A horse hitched to a carriage.
- The definition of a hitch is a something used to connect or an obstacle.
- An example of a hitch is a device for connecting a trailer to a truck.
- An example of a hitch is a small problem getting the right flowers for a wedding.
- Hitch is defined as to connect or to move with a jerking motion.
- An example of hitch is to connect a horse to a carriage.
- An example of hitch is to walk with a limp.
- to move jerkily; walk haltingly; limp; hobble
- to become fastened or caught, as by becoming entangled or hooking on to something
- to strike the feet together in moving: said of a horse
- ⌂ Slang to hitchhike
Origin of hitchMiddle English hicchen, to move jerkily ; from uncertain or unknown; perhaps
- to move, pull, or shift with jerks: hitch your chair up to the table
- to fasten with a hook, knot, harness, etc.; unite; tie: often with up: to hitch a wagon to a tractor
- Slang to marry: usually in the passive: we got hitched last spring
- ⌂ Slang to hitchhike
- a short, sudden movement or pull; tug; jerk
- a hobble; limp
- a hindrance; obstacle; entanglement

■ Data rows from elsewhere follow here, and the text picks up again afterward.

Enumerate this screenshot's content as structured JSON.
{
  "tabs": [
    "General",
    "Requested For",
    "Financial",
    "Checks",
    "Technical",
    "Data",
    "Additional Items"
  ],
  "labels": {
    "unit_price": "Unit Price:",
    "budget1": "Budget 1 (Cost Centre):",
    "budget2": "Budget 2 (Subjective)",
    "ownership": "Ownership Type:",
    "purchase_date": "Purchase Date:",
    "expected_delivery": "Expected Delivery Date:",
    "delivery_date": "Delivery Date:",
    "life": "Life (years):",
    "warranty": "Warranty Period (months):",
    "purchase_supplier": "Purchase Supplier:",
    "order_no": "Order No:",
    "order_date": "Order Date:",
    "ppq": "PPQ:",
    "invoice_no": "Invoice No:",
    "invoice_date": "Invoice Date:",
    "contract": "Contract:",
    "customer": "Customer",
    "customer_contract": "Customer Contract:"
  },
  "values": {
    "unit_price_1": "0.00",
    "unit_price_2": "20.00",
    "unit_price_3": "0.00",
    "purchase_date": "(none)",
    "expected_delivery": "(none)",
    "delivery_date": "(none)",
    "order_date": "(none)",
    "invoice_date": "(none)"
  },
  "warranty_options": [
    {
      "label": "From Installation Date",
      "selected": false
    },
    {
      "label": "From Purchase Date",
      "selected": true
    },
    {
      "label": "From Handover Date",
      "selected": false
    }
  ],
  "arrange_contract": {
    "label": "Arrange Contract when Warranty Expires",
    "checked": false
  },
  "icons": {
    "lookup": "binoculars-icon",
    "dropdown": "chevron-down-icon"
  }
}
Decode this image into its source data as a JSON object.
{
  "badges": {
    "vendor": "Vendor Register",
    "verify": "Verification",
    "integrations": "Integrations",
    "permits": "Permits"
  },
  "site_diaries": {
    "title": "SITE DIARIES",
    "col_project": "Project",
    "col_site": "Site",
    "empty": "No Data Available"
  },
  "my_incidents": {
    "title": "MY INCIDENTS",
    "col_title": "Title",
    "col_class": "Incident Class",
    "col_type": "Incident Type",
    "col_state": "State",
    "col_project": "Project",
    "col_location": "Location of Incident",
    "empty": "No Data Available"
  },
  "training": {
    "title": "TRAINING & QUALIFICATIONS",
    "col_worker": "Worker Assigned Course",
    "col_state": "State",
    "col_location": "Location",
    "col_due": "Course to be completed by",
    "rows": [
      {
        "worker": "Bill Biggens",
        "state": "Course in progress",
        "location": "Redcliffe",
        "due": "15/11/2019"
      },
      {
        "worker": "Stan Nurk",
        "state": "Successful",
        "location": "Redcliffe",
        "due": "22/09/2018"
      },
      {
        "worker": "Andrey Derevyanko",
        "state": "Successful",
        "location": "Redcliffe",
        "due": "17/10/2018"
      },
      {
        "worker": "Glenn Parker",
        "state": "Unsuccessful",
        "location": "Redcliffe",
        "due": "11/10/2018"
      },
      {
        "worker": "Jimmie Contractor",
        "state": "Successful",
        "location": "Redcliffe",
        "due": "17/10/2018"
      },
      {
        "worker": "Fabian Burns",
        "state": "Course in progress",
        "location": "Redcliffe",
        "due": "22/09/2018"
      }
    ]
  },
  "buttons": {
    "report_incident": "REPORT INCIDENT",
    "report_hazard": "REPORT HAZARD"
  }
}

- a fastening or catch; thing or part used to connect or join together: a trailer hitch fastened to the back of a car
- ⌂ Slang a ride in hitchhiking
- ⌂ Slang a period of time served, as of military service, imprisonment, etc.
- a kind of knot that can be easily undone, for fastening a line as to a ring or pole
without a hitch
verbhitched, hitch·ing, hitch·es
- To fasten, connect, or attach: hitched the horses to the sleigh.
- To move or raise by pulling or jerking: hitch up one's pants.
- Informal To get (a ride) by hitchhiking: hitched a ride to the rally.
- Slang To marry: They got hitched last month.
- a. To move jerkily: “She hitched forward to make room for me on the seat” (Paul Theroux).b. To move or walk haltingly: He hitched along on his painful ankle.
- Informal To hitchhike.
- Any of various knots used as a temporary fastening.
- A device used to connect one thing to another: a trailer hitch.
- A short jerking motion; a tug: answered with a hitch of her head.
- A hobble or limp: a hitch in his step.
- An impediment or a delay: a hitch in our plans.
- A term of service, especially of military service.
- Informal A free ride obtained along a road.
Origin of hitchProbably from Middle English hytchen, icchen, to move, jerk.
top: clove hitch
center: cow hitch
bottom: two half hitches
- A sudden pull.
- Any of various knots used to attach a rope to an object other than another rope . See List of hitch knots in Wikipedia.
- A fastener or connection point, as for a trailer.
- His truck sported a heavy-duty hitch for his boat.
- (informal) A problem, delay or source of difficulty.
- The banquet went off without a hitch. (Meaning the banquet went smoothly.)
- A hidden or unfavorable condition or element; a catch.
- The deal sounds too good to be true. What's the hitch?
- A period of time. Most often refers to time spent in the military.
- She served two hitches in Vietnam.
- U.S. TROOPS FACE LONGER ARMY HITCH ; SOLDIERS BOUND FOR IRAQ... WILL BE RETAINED
- Stephen J. Hedges & Mike Dorning, Chicago Tribune; Orlando Sentinel; Jun 3, 2004; pg. A.1;
(third-person singular simple present hitches, present participle hitching, simple past and past participle hitched)
- To pull with a jerk.
- She hitched her jeans up and then tightened her belt.
- To attach, tie or fasten.
- He hitched the bedroll to his backpack and went camping.
- (informal) To marry oneself to; especially to get hitched.
- (informal) contraction of hitchhike, to thumb a ride.
- to hitch a ride
- (intransitive) To become entangled or caught; to be linked or yoked; to unite; to cling.
- (intransitive) To move interruptedly or with halts, jerks, or steps; said of something obstructed or impeded.
- (UK) To strike the legs together in going, as horses; to interfere.
- A surname.
From a medieval diminutive of the male give name Richard.